Insects and other foods the trout may be eating:
1.    Blue-winged Olives (See Below)
2.    Mahogany Duns
3.    Little Yellow Stoneflies - Summer Stones
4.    Slate Drakes
5.    Ants
6.    Inchworms
7.    Beetles
8.    Grasshoppers
9.    Hellgrammite
10.  Cranefly
11.  Sculpin, baitfish and small crayfish (Imitate with streamers)
12.  Cream Cahills

Little Yellow Quill Spinners:
The female Little Yellow Quill spinners deposit their eggs by landing on the water for
a short period of time. They may repeat this process more than once. Of course the
males fall earlier. You can use the dun imitation to imitate the females prior to their
falling spent on the water and dieing if you prefer. Egg laying usually occurs over
moderate speed ripples.Spinners also tend to congregate at the head of pools
below the faster moving water that feeds the pool and that is where our
spent-spinner patterns are usually most effective.

You should imitate the dying females after they have deposited their eggs and
fallen spent by casting our Little Yellow Quill Spinner and allowing it to dead-drift
from the ends of the riffles into the slow water. It's also effective when used at the
ends of the pools where the egg-laying has or still is taking place. Use a down or
down and across presentation.

Again, remember that these mayflies hatch in the summer and early fall months
when the water is likely to be low. You must use a careful presentation and stay
hidden from the trout or otherwise you will spook the trout feeding on the spent
spinners. This is easy to do when they are feeding in slow moving, shallow water.
Watch your leader and fly line for the slightest unnatural movement that indicates a
take. Trout normally take the spinner by gently sipping them in and this usually only
causes a slight rise ring that is not readily noticeable. The rise ring is your only
other indication a strike has occurred. This is fairly technical fishing but doing so
correctly can produce a lot of trout in a very short period of time.

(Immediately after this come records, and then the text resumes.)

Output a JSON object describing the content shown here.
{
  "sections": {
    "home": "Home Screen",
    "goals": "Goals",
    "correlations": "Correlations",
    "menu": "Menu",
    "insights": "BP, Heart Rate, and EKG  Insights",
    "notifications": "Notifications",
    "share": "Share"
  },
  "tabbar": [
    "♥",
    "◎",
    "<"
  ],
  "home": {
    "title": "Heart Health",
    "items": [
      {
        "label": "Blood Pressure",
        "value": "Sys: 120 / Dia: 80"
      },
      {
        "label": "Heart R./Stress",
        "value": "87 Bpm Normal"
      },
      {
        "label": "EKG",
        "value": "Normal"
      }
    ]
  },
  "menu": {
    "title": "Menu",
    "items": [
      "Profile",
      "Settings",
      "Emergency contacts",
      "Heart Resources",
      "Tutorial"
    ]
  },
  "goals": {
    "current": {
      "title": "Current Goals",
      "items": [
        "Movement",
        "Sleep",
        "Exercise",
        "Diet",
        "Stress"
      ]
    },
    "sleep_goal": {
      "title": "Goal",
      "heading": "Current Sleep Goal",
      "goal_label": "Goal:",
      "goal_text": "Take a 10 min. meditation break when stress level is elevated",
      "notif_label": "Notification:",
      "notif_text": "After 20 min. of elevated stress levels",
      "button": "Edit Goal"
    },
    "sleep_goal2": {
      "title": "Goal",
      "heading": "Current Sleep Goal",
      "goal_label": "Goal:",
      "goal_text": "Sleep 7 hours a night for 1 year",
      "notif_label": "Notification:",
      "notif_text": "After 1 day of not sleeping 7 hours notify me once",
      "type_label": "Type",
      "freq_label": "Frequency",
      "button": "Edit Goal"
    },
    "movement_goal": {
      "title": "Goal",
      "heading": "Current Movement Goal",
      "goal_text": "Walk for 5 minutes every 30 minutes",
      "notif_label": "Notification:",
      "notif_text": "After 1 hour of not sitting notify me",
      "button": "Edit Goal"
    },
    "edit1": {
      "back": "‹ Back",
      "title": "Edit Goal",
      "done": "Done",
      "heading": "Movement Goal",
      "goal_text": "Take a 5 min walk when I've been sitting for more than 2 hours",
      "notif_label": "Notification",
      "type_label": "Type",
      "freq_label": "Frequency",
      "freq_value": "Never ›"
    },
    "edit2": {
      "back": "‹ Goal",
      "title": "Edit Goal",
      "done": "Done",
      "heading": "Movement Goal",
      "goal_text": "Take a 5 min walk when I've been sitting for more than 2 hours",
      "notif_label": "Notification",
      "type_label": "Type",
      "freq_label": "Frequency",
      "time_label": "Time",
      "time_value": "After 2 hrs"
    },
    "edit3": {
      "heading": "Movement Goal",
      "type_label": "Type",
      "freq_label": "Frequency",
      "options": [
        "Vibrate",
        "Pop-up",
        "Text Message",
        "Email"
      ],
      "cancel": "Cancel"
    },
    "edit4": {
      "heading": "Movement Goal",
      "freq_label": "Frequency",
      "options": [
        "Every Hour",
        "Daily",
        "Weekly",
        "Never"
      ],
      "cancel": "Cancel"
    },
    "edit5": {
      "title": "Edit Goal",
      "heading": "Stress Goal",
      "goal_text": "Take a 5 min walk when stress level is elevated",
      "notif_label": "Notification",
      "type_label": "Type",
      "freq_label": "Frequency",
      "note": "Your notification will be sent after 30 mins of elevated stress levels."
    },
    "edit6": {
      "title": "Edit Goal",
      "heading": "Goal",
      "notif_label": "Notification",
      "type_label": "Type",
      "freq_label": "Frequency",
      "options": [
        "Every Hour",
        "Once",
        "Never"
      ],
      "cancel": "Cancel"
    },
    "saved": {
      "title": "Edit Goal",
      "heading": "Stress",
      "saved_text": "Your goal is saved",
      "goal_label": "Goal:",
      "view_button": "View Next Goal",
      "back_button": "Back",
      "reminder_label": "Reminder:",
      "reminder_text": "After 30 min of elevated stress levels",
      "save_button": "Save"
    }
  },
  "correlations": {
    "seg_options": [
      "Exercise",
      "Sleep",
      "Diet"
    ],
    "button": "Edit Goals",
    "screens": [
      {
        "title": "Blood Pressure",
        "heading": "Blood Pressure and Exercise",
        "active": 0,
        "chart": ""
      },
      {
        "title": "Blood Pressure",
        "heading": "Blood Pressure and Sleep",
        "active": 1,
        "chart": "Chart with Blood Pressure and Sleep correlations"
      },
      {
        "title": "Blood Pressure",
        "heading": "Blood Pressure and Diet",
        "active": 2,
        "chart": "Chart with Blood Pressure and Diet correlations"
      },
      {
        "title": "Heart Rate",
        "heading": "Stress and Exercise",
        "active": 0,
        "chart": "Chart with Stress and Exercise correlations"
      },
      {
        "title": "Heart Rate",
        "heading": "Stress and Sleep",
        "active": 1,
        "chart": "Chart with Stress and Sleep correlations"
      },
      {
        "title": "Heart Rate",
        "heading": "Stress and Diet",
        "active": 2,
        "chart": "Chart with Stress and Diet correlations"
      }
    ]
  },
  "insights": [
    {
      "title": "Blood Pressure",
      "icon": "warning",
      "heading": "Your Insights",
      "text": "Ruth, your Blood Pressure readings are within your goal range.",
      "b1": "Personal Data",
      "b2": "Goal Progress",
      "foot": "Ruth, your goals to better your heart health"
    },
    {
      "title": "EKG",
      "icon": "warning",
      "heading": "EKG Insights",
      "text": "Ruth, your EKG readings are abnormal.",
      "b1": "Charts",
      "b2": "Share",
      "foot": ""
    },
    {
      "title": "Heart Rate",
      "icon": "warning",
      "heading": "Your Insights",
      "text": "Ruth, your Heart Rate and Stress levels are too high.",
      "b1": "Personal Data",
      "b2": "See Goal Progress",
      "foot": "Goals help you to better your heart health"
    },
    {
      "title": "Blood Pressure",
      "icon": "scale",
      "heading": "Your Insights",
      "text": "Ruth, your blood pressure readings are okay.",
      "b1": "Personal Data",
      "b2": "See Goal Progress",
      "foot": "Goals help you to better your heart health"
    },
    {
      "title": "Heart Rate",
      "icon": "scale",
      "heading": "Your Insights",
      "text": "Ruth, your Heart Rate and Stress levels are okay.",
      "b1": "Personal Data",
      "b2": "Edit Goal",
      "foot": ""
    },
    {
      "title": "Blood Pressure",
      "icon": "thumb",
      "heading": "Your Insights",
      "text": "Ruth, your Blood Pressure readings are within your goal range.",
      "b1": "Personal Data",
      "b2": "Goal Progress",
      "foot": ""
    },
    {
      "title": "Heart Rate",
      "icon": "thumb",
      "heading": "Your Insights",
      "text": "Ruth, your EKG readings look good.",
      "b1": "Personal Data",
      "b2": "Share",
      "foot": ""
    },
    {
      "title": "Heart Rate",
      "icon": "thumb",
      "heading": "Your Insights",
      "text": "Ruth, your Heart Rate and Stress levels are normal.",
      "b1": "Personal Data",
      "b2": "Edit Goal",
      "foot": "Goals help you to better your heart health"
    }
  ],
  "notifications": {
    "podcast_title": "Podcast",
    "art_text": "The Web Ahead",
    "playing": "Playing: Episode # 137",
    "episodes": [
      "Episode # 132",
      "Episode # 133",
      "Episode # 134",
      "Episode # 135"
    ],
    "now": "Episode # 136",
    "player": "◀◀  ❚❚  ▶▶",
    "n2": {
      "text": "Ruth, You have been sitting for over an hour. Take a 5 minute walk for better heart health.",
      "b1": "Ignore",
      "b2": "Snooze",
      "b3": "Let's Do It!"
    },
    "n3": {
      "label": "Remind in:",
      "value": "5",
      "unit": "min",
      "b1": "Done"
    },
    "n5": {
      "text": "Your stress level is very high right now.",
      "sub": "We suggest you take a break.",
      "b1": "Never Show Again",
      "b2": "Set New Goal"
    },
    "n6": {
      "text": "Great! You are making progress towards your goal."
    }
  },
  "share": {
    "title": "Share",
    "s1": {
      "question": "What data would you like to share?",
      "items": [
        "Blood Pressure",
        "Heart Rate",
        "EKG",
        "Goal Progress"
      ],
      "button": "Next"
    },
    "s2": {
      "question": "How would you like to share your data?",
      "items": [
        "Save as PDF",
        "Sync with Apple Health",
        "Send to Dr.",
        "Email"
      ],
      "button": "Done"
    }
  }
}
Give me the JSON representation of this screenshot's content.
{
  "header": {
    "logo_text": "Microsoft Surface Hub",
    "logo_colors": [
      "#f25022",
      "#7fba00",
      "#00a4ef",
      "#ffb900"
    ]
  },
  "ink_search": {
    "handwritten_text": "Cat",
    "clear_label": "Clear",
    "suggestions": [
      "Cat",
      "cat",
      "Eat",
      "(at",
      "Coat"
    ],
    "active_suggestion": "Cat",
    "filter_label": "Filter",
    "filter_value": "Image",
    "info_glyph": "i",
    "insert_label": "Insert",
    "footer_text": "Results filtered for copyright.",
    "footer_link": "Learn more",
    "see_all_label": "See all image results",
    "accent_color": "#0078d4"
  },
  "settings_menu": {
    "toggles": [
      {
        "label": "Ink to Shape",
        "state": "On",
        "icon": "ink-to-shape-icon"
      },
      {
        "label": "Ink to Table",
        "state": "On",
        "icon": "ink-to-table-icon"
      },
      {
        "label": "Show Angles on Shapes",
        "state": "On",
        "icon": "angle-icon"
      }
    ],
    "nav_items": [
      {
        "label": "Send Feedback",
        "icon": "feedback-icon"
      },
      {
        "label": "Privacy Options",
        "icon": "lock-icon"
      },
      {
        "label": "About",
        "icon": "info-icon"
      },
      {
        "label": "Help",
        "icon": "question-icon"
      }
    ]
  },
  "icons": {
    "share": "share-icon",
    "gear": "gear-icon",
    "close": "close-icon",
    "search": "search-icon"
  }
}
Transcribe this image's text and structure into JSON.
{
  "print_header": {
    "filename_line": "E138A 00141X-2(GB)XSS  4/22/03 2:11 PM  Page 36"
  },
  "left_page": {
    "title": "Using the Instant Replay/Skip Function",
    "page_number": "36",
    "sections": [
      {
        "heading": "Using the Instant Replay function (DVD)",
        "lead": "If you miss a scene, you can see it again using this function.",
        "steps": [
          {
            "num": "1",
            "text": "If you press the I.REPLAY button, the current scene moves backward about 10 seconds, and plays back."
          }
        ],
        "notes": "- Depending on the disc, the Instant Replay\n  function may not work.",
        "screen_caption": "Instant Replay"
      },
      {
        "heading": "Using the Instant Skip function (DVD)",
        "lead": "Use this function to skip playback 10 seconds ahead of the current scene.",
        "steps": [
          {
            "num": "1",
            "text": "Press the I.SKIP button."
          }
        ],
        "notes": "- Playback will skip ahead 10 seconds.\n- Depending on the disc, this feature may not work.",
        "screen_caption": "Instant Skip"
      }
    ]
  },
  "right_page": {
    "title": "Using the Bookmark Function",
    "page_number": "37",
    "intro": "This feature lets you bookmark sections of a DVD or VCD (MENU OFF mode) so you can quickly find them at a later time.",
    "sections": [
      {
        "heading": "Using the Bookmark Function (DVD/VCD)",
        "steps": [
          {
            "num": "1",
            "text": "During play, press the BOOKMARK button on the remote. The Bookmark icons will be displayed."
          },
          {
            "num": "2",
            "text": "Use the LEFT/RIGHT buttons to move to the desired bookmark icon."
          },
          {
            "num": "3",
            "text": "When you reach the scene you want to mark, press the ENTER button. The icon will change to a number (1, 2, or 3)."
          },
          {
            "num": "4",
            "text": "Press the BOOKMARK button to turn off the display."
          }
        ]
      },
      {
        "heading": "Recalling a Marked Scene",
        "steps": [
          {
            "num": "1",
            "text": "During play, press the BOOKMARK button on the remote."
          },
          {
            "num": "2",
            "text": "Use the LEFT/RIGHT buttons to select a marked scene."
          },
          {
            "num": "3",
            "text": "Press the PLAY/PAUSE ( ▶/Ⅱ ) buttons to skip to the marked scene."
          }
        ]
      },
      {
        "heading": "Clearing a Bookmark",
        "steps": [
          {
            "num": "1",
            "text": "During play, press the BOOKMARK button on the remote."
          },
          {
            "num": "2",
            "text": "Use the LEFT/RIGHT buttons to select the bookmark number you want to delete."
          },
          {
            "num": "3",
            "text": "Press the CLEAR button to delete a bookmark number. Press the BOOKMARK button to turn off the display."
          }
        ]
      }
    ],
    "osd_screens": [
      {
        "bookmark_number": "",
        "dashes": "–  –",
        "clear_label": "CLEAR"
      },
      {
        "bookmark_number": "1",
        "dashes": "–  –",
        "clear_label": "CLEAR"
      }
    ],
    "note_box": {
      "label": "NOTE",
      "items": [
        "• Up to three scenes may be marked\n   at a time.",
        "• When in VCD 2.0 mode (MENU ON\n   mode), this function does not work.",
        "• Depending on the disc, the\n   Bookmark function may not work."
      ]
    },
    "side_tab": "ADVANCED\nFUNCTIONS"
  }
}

New "Perfect Fly" Stream - Presumpscot River, Maine
We just added some more trout streams in the state of Maine to the Stream Section
of our "Perfect Fly" Website. The Presumpscot River is another example of
southern Maine's dams to what otherwise would be rivers that allowed migrating fish
to spawn upstream and waterfalls to flow naturally. As mentioned in the article, this
river was damed by the Smelt Hill Dam and its natural flows changed for many years
but it was removed eight years ago. Now the water flows over the Presumpscot
Falls as it once did. That section now has some excellent pocket water and the
Smelt Hill Dam no longer prevents the migration of fish that head upriver to spawn. It
still has eight more dams that change the flow of the river. It's basically a series of
slow moving pools and ponds with warm water species of fish in most areas. Its
once population of cold water migratory fish will still be destroyed for at least many
more years even if they continue to remove dams.Check out the
River Maine.